**EXERCISE AIM**
The output should be every line below that includes the word "charlatan".

**THE DATA**
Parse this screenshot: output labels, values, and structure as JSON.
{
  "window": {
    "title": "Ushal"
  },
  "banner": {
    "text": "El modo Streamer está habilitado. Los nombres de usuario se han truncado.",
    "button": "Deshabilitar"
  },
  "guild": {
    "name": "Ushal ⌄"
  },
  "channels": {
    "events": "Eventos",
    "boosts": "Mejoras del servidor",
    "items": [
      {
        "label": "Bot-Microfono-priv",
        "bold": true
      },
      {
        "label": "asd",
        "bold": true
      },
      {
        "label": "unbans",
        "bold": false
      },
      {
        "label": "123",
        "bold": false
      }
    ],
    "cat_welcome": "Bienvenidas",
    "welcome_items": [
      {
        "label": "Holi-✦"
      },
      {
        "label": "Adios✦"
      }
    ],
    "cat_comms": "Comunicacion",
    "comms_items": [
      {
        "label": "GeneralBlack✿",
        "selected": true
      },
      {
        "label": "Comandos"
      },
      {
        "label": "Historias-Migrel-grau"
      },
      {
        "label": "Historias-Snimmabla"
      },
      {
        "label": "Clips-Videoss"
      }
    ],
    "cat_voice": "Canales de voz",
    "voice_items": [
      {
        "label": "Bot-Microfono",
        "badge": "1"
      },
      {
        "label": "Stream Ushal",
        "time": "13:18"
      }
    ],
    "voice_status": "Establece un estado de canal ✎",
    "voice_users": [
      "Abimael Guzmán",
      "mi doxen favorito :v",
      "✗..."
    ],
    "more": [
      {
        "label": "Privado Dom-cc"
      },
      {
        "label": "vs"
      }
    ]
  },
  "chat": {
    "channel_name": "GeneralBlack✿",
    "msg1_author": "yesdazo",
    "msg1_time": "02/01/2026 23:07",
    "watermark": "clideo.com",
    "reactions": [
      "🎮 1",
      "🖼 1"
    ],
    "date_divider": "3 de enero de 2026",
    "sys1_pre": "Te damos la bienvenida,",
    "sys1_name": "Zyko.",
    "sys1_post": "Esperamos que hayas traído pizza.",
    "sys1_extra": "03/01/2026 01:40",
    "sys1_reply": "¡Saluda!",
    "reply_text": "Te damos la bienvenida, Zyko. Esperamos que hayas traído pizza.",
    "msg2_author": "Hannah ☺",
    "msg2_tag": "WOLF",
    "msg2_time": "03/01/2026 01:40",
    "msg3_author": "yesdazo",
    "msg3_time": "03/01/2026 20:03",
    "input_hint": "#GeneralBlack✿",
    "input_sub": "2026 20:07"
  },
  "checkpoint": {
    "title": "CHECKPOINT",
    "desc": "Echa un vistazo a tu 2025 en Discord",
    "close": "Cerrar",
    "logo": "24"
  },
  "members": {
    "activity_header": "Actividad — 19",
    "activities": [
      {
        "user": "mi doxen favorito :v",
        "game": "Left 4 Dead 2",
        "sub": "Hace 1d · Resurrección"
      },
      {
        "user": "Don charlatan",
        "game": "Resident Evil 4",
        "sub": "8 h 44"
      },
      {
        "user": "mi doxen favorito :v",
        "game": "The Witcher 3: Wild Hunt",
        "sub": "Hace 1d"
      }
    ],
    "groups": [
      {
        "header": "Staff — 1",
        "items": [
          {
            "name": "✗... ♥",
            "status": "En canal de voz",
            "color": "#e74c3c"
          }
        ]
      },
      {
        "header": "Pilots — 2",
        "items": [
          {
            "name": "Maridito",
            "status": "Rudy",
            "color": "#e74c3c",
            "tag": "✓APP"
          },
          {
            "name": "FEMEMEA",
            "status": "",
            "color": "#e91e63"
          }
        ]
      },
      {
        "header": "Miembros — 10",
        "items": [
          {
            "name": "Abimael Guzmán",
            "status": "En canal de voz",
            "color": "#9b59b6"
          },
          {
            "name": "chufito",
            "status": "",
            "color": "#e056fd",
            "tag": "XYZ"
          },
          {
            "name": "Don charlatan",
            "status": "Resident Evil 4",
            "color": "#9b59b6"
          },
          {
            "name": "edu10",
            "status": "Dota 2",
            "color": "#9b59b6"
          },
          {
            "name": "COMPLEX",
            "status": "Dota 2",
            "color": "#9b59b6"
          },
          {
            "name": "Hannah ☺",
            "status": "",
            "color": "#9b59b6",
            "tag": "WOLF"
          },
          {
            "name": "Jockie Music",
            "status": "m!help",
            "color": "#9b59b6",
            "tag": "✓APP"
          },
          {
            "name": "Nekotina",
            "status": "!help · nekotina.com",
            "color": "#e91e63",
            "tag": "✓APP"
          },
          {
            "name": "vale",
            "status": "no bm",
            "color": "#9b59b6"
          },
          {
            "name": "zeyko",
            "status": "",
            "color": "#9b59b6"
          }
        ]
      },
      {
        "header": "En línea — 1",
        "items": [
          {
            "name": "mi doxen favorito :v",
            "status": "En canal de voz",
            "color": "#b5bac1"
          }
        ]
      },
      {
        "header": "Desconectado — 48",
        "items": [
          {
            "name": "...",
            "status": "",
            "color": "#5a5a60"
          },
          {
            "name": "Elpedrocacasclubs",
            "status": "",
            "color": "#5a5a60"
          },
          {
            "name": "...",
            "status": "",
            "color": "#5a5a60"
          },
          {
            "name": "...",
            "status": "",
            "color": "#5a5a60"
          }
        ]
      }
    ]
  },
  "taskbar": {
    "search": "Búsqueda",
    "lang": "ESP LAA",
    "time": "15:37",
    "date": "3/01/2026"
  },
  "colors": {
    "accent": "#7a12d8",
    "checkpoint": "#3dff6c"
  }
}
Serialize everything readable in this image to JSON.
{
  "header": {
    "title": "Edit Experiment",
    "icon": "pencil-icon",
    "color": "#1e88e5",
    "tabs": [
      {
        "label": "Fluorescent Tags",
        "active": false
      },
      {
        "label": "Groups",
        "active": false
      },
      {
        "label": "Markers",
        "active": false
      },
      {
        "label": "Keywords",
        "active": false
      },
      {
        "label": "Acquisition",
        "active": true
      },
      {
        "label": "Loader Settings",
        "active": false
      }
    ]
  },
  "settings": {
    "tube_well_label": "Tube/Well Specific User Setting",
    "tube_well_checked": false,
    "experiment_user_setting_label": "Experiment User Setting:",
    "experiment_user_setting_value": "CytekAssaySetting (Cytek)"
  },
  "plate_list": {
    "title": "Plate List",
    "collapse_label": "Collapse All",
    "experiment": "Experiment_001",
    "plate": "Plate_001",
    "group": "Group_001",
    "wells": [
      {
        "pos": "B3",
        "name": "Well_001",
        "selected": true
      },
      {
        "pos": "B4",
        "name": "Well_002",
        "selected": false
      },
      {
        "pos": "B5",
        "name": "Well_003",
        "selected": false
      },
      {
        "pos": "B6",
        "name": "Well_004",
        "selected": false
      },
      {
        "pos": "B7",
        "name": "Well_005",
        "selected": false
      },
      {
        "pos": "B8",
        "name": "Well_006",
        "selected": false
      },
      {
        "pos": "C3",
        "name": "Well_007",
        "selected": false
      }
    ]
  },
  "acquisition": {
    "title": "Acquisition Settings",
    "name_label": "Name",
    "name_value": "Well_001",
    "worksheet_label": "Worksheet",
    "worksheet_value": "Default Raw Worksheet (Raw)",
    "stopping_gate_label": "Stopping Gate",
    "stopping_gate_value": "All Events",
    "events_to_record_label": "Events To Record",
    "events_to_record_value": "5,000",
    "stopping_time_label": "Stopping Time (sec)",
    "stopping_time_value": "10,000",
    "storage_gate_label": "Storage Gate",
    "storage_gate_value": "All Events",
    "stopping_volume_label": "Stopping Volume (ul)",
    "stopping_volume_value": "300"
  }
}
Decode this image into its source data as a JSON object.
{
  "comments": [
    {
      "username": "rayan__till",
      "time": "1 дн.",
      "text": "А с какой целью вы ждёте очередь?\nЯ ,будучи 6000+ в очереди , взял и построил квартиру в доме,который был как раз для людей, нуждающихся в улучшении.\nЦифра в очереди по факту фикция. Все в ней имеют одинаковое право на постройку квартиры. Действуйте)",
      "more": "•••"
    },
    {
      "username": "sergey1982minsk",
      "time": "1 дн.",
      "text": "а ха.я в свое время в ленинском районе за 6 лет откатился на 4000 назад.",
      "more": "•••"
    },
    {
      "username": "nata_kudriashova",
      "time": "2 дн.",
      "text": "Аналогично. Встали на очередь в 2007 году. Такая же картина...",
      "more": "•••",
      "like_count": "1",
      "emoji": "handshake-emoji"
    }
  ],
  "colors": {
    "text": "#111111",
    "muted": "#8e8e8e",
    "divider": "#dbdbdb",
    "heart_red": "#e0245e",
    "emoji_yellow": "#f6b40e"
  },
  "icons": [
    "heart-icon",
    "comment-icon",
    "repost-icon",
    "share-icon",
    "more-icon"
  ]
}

**EXERCISE OUTPUT**
        "user": "Don charlatan",
            "name": "Don charlatan",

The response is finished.